All too often, families are rushed around dinner time. A quick bite to eat here. A gobble down of food there. Speeding away from the kitchen table as fast as your feet can carry you. However, everyone should take a moment and look at how your family settles around the dinner table. Can you not make time for a little conversation to see how the day went?
“Civilized, respectful conversation doesn’t just happen; it has to be taught, practiced, and insisted upon,” says Thomas Lickona, author of How to Raise Kind Kids: And Get Respect, Gratitude, and a Happier Family in the Bargain (Penguin Books; 2018). “Three conversation manners to be sure to include: (1) don’t interrupt; (2) look at and listen to the person who is speaking; and (3) no put-downs.” Lickona also suggests to silently signal when you want something passed to you so to not interrupt someone speaking.
With Thanksgiving around the bend, you may need to brush up your kid’s table manners or get them started before you sit down for the big meal.
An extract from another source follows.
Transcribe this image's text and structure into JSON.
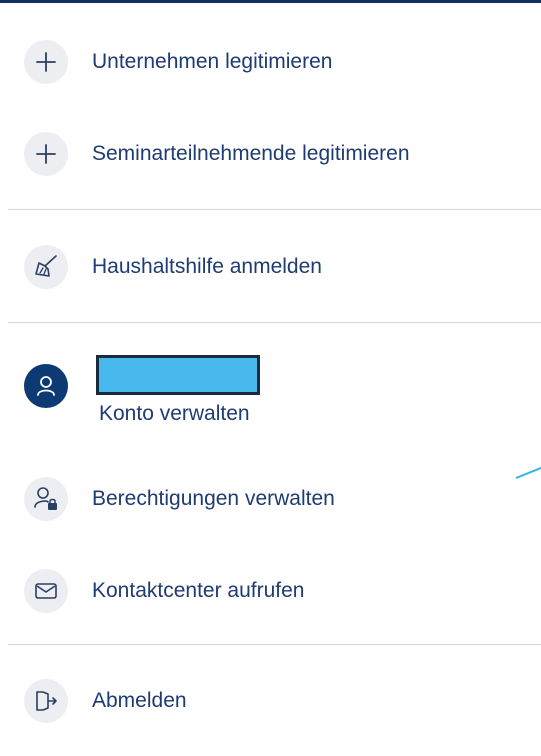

Start teaching manners at age 2, Emily Post says, and remember to make it fun for the best results. Here are Post’s top table manners for kids from Emily Post’s Table Manners for Kids.
1. Come to the table with clean hands
2. Put your napkin in your lap first.
3. Start eating when everyone else does — or when given the OK to start.
4. Stay seated and sit up straight
5. Keep elbows (and other body parts!) off the table while eating.
6. Chew with your mouth closed and don’t talk until you’ve swallowed.
7. Don’t make bad comments about the food.
8. Say, “Please pass the —” instead of reaching.
9. Chat with everyone at the table, but don’t interrupt.
10. Don’t make rude noises like burping and slurping.
11. Ask to be excused when finished.
12. Thank your host or whoever prepared the meal.
13. Clear your plate from the table and offer to help with the rest.